  9. 9. Risk assessment. • Wherever you are planning on doing your photoshoot, you MUST complete a risk assessment. • This shows the examiner you are serious about what you are doing and you know what you are doing.
  10. 10. Risk assessment example. Risk Prevention Getting hit by a car when crossing the road to get there or in the car park. Be observant. See if any cars are pulling out of spaces in the car park and check the road before we cross, if any cars are coming then wait for them to pass. Slipping on the polished floor. Wear shoes with grip and act sensibly. Knocking equipment over. Ensure that equipment is organized and not spread out. Be observant. Tripping (either on the way there or in the building) Walk sensibly, be observant and avoid unsuitable ground. Falling when using the stairs. Use the banisters and walk sensibly. The flash could accidentally be on and hurt my models eyes. Check that the flash is turned off just before taking pictures. Tripping over equipment. This could harm a person and/or the equipment. Keep all equipment in one place and ensure that when possible equipment is in its case/bag. Be observant. On the way there we could bump into other people, who are using other areas of the sports centre. Be observant. Use the other entrance to the sports centre if the front entrance is crowded.

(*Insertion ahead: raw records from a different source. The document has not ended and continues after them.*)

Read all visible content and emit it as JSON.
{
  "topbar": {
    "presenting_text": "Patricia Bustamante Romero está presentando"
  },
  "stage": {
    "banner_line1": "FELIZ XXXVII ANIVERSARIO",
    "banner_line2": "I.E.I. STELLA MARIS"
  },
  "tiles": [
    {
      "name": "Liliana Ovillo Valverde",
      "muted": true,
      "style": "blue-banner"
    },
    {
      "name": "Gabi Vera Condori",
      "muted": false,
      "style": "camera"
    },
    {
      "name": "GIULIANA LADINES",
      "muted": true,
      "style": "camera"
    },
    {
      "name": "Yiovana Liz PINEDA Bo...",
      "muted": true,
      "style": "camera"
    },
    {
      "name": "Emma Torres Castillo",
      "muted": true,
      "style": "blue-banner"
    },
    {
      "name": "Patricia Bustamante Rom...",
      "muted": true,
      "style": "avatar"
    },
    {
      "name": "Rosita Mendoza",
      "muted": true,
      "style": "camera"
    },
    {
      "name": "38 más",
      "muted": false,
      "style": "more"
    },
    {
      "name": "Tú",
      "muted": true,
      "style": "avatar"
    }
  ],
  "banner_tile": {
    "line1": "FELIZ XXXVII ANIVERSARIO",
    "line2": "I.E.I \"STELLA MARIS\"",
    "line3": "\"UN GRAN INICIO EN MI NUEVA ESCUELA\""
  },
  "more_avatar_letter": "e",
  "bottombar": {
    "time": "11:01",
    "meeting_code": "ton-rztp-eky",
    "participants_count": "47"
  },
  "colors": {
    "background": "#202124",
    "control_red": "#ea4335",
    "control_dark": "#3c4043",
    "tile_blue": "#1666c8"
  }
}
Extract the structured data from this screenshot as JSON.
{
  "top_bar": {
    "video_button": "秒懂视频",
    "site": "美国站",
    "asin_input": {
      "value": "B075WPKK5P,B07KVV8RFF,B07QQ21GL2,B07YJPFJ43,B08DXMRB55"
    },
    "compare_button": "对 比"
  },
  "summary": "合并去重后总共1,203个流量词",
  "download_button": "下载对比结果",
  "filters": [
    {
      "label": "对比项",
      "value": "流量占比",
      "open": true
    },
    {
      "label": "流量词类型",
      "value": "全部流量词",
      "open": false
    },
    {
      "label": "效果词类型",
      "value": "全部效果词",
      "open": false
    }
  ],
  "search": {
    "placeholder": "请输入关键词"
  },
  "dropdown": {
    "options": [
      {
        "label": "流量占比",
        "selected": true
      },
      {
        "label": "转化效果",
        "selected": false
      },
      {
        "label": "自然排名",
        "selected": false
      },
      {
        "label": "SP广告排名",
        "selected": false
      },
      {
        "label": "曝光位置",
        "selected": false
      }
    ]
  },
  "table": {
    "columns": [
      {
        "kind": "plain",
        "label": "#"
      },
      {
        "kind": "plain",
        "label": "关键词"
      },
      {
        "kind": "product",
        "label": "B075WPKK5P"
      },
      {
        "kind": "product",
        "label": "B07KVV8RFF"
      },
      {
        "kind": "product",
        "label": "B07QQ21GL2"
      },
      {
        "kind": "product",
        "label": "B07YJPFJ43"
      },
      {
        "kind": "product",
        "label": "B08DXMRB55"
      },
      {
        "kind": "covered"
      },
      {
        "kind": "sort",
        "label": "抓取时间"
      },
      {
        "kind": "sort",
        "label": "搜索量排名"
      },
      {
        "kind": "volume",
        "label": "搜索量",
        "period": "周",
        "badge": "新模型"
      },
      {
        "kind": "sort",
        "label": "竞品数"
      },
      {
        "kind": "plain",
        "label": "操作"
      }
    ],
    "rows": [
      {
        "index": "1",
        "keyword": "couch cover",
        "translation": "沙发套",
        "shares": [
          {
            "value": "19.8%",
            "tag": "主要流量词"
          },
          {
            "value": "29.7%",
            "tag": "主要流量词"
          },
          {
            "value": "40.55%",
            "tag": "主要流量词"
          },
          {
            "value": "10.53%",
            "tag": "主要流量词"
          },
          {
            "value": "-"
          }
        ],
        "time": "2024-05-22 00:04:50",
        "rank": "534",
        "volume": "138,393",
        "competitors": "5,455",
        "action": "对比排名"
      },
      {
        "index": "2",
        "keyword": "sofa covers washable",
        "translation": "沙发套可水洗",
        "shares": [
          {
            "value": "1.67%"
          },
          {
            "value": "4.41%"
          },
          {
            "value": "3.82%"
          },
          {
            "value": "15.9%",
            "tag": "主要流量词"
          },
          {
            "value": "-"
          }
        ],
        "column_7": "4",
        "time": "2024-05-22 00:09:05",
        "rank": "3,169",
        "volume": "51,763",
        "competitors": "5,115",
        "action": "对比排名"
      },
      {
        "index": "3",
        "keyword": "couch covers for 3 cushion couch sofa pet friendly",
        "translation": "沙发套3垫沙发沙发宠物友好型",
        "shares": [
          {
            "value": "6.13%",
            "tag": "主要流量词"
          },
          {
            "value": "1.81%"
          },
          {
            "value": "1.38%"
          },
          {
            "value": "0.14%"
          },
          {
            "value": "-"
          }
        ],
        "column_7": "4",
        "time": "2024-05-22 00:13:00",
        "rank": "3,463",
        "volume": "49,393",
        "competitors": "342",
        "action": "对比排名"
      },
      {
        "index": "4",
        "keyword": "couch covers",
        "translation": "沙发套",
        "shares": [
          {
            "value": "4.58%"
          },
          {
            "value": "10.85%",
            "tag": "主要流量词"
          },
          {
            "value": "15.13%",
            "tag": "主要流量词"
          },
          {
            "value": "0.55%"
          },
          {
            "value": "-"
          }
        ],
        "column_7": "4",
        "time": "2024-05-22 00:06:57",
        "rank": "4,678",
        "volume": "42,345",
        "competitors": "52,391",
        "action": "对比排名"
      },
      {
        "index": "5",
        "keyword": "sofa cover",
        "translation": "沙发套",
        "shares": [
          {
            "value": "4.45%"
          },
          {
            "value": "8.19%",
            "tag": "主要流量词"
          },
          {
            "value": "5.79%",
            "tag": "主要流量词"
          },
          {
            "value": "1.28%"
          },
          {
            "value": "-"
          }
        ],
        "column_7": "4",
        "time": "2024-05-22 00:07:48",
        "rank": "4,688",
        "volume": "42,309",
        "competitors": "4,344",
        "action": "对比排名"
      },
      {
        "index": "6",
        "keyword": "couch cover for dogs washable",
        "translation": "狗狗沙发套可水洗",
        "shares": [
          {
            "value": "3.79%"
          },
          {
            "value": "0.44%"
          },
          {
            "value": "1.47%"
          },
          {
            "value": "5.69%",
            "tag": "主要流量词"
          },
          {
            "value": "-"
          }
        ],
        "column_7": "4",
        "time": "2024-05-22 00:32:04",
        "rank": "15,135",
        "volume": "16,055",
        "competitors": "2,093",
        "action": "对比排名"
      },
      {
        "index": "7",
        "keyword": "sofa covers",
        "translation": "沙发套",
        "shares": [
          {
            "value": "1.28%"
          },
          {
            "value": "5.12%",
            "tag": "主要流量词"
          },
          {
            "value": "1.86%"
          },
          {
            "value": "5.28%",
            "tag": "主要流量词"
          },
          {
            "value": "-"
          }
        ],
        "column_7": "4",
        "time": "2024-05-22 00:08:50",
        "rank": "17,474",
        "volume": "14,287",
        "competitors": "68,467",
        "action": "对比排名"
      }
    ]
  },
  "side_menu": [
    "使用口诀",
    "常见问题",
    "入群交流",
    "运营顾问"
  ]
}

We should give visitors the ‘right of way’ as they are paying to use the facilities.